How to protect your fleet from cyber attacks
Proper cybersecurity is essential for the stability of business, crew safety, and client confidence. If insurance won’t cover the risk, and governments can’t provide sufficient guidance, companies must act independently to protect themselves.
Ensure leadership understands the risks
Upper management should take the initiative to understand the risks involved with their systems. Modern ships constantly network with external systems. Whether it is a particular brand of ECDIS or the digital pressure gauges for an engine’s oil, all manner of technology can be hacked and manipulated. Ask what the history of the equipment is. Has the same type of equipment ever been compromised? If this is the case, it is not unreasonable for management to insist the manufacturer update the security of their product.

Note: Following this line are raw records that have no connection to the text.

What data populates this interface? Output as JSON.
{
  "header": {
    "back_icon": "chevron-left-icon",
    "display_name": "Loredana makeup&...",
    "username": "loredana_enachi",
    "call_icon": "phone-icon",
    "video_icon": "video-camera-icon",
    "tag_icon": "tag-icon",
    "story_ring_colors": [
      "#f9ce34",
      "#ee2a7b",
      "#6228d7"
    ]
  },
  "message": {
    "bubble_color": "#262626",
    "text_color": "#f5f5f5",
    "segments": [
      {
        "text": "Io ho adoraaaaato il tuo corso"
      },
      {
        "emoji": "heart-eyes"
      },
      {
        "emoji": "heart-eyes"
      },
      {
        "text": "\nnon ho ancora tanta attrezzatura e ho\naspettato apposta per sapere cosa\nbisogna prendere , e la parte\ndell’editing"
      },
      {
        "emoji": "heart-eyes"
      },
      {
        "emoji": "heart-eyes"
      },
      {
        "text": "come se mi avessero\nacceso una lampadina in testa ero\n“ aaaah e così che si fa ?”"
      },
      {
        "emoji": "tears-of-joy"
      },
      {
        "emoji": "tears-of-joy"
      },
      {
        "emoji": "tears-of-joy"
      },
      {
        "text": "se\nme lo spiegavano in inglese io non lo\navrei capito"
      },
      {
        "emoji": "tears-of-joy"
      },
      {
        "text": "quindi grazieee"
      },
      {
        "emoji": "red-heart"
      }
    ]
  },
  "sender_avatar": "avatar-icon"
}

Keep technology up to date
Be sure that all technology is consistently up to date, and strong passwords are used. Software manufacturers, especially for operating systems, provide security patches sealing off known vulnerabilities. But this also means that ship owners must insist on updating all the software they use, with recent versions, because older versions, especially the Windows XP operating system that is still common in ships, no longer have security patches available. Whether via satellite communication systems or the networks of commercial ports, malware can infiltrate from virtually any source. As well as using strong passwords, it is critical that manufacturers’ default passwords are changed on any technology deployed at sea or ashore.
Ship’s crew and shoreside management can inadvertently introduce malware. Educate all levels of employees on the importance of cybersecurity. The opposite of security is convenience. Lock out access to USB ports and have in place a firm policy regarding the use of company and personal devices. In particular, install firewalls between ships’ operating networks and networks used by the crew for personal communications and entertainment, which are typically the most vulnerable entry points for hackers.
Create a blackmail and extortion policy
Though a difficult topic to adequately address, there should be open discussion within shipping companies’ management and crews about how to defend against cyber-extortion and blackmail; and both shore side and ship side staff need to be briefed and trained. There have been multiple reported cases of individuals manipulated into exposing sensitive corporate information and opening breach points for cybercriminals.
Ensure that networks are appropriately segregated. Systems that can operate in isolation are sometimes needlessly connected. Software pertinent to navigation, engine controls, administration, and crew recreation should, to the fullest extent, remain independent.
Conduct regular tests and drills
Contract a third-party security audit. Ethical hackers known as White Hats can be hired to perform penetration tests, assessing networks for vulnerabilities. Companies such as Pen Test Partners or Deductive Labs specialize in this service and can provide valuable solutions for cybersecurity. Cyber security drills should be treated like fire or lifeboat drills, with every team member, at sea or ashore, understanding and practising their specific role in the event of an incident.
The cogs of global commerce are turned by the might of ships and their cargo. Until the time comes when the framework for a worldwide cybersecurity platform is built, the maritime industry must act with the times and claim responsibility for its part in the modern world.
Patrick is a Technology Analyst at Thetius and a maritime officer with experience aboard a variety of commercial sea-going vessels. Patrick is a graduate of Maine Maritime Academy and holds a Bachelor of Science in Marine Vessel Operations & Technology, he closely follows new technology developments and the future of the Maritime Industry.